The terms “scanner,” “multipotentialite,” and “renaissance soul” have become interchangeable in recent years, but my first encounter with the idea was the “scanner” from Barbara Sher’s book, Refuse to Choose!: How to Use All of Your Interests, Passions, and Hobbies to Create the Life and Career of Your Dreams. When I read this book, I recognized myself.
She describes people who like to dip in and out of all sorts of topics and interests. When I was a child, I loved reading.
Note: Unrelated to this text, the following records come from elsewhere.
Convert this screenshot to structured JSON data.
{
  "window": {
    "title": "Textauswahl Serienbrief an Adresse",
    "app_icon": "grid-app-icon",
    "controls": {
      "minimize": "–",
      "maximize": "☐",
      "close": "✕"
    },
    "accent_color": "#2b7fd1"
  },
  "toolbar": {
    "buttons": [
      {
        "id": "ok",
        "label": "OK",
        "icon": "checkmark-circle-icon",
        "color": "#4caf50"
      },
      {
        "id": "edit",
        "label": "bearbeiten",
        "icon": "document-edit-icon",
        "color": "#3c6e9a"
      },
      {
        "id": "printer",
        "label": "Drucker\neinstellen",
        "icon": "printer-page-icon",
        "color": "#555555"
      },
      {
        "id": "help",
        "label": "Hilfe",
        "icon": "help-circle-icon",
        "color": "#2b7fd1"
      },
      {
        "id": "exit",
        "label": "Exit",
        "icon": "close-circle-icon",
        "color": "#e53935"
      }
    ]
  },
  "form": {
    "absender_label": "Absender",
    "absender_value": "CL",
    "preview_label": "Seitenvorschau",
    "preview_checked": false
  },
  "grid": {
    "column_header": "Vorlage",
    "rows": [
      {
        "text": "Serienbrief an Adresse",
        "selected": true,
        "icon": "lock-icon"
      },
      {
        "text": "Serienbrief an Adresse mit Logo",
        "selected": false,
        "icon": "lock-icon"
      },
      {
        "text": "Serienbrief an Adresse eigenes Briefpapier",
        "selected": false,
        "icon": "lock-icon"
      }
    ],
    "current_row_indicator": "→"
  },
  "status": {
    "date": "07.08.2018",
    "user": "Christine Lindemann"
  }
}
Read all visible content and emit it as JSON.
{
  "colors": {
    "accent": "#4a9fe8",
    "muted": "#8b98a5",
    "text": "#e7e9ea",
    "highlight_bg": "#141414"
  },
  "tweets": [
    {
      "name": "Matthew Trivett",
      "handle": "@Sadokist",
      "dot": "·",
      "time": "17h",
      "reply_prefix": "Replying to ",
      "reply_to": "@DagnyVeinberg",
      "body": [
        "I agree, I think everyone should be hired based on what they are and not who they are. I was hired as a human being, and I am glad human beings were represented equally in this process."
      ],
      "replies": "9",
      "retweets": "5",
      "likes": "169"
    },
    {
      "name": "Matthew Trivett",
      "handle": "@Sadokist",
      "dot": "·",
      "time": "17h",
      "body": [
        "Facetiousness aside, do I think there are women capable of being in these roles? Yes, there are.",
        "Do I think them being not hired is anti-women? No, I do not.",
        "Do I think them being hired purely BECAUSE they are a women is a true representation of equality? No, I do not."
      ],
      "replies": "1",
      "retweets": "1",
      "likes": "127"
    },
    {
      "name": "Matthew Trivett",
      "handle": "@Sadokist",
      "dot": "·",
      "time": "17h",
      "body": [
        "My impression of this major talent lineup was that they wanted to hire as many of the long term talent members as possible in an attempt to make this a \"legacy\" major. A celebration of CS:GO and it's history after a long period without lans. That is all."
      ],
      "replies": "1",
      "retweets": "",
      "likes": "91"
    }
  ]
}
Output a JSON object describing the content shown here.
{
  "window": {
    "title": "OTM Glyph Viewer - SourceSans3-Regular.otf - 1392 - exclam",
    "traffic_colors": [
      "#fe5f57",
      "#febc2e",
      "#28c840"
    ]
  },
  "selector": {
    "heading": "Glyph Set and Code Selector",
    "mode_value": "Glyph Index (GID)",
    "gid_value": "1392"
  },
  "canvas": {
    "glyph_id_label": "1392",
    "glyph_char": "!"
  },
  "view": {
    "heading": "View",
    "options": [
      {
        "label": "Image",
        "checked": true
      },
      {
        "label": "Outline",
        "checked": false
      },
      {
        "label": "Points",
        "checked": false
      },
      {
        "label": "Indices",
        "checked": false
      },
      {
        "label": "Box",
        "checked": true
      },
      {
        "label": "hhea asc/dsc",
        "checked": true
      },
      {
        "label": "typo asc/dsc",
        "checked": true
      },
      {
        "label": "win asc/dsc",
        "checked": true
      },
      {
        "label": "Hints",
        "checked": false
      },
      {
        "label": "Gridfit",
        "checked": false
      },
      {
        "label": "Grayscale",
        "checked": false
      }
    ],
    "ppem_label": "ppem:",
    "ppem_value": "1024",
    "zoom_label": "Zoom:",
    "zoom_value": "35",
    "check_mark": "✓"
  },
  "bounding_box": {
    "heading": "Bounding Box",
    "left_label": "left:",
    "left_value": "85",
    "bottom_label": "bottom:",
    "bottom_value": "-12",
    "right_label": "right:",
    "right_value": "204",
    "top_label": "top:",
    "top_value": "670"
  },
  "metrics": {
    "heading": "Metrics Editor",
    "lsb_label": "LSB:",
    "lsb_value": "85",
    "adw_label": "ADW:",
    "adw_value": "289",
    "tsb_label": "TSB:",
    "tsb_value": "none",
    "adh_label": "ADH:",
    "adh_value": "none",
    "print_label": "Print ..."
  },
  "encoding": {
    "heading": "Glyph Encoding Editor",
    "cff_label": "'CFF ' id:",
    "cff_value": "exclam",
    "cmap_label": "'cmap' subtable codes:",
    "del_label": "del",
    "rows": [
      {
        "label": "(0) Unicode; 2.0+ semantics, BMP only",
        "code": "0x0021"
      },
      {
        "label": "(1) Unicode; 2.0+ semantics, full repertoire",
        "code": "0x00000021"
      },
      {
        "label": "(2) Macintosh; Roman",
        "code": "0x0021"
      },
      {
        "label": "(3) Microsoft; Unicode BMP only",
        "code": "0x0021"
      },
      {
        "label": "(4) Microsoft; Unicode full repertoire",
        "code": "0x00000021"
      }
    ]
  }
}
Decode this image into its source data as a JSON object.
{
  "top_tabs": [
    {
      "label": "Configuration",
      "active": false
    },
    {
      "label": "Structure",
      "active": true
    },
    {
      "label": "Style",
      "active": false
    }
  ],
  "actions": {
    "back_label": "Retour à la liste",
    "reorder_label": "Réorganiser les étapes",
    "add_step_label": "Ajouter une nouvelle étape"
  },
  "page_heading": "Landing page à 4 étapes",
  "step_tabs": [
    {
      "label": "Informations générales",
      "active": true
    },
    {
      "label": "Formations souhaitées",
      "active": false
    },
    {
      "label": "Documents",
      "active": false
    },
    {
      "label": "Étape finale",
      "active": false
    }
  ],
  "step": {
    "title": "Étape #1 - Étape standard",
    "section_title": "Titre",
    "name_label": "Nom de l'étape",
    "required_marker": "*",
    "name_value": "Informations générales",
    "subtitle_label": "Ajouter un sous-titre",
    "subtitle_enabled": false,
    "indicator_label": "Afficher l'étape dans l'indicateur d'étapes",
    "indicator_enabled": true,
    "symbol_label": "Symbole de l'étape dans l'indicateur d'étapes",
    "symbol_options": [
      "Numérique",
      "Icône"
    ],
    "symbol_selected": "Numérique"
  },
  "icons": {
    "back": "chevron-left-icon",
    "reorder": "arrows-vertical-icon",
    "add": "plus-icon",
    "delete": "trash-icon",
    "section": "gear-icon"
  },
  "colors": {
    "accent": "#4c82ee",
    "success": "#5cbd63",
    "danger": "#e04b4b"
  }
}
As I got to high school, I lost interest in reading (except for teen romance novels that were disapproved of in my religious circle, formulaic redemptive novels that were approved of but far more graphic than the previous, and books I had to read for English classes). After a friend re-introduced me to reading in my early 20s, I started digging in and exploring; especially after I acquired a library card. I got married, had children, began exploring homeschooling. I regularly took my kids to the library, and I would read stacks of books about all sorts of topics while my kids napped and after evening bedtime. As I learned about homeschooling, I discovered that areas of knowledge actually interconnect. Art and math, art and science, music and science, science and history, history and everything. I would become fascinated by any given topic and “see” threads of other interconnected topics.
But nothing seemed to “lead somewhere” as far as The One life career. The adventure was simply like following rabbit trail after rabbit trail, purely for fun. I think subtly, underneath, I felt slightly ashamed of this, or underaccomplished, or something. I didn’t go to college or university; I didn’t have a specialty. I just leapt from interest to interest, project to project. And sometimes I was surprised by what projects landed in my lap as fun new opportunities (such as the first time I was asked to contribute to a book and get paid for something *I* wrote!).
When I finally read Sher’s book, I immediately identified with what she was saying. When she talked about scanners spinning multiple plates in the air, I saw that image in my head. When she suggested using individual ring notebooks with blank paper to pour out new ideas into or to record new knowledge about a current passion, I looked to my stash of thrifted binders I had on hand for homeschooling. I used her method of notetaking/written dreaming for awhile (write across a two-page spread, and pour everything onto the paper). Just the act of doing that was so freeing – I could take all those bits of ideas and actually LOOK at them after they were on paper. Even if the ideas never came to fruition, the act of this notebooking method helped draw out the details of my ideas. It was so satisfying, and it provoked further creativity.
These days, now that my phase of raising kids is finished (and we are nearly two years post-accident with my daughter, and have recently come to the conclusion of one of several big issues related to that), I find myself looking around again for the “one thing” that I “should” devote the next few years of my life to. Even while my kids were still in their high school years, I would find myself researching all sorts of local university degrees, and mapping out entire four-year programs for myself. In diverse areas. I plotted nursing school, including the math and science upgrades I would need. I dove into psychology degrees, English degrees, writing degrees, history, medical lab technician, various eras of literature, and most recently Irish cultural studies (brought on by our time in Ireland) combined with entrepreneurship. I even looked into law school. I would spend hours planning these out. Then thinking about them for a few days. Then losing interest because each one costs so much money here, and I don’t want to go into debt. Also, I worried about being boxed in.
So here I am, satisfying myself with doing a variety of craft and writing projects (and meshing Sher’s notebook method with a homeschool notebook method and my experiments with Julia Cameron’s morning pages idea) plus a variety of reading, while maintaining the steadiest part of my income through my tutoring business. Even within tutoring, I am able to dive into interests. I love introducing my reading and writing students to new books and new areas to explore for their writing skills practice. Sometimes they drag their feet, but most of the time they put up with my enthusiasm for a choice of new topics, and get into it after all. “Hey, what if we read and write about the moons that revolve around Jupiter?” “More than one moon??” Or, “Have you ever heard of something called the Nazca lines?” “No, sounds boring.” “Oh, well let me show you some photos. You can only see the complete images from the sky, and yet they were made before planes were invented!”
For the moment, I am simply enjoying a bit of freedom from heavy responsibilities (and trauma, oh my), dipping in and out of projects, books, and interests. Do I have any fellow scanners amongst my readers?? Please let me know in the comments! I always love hearing about others’ experiences!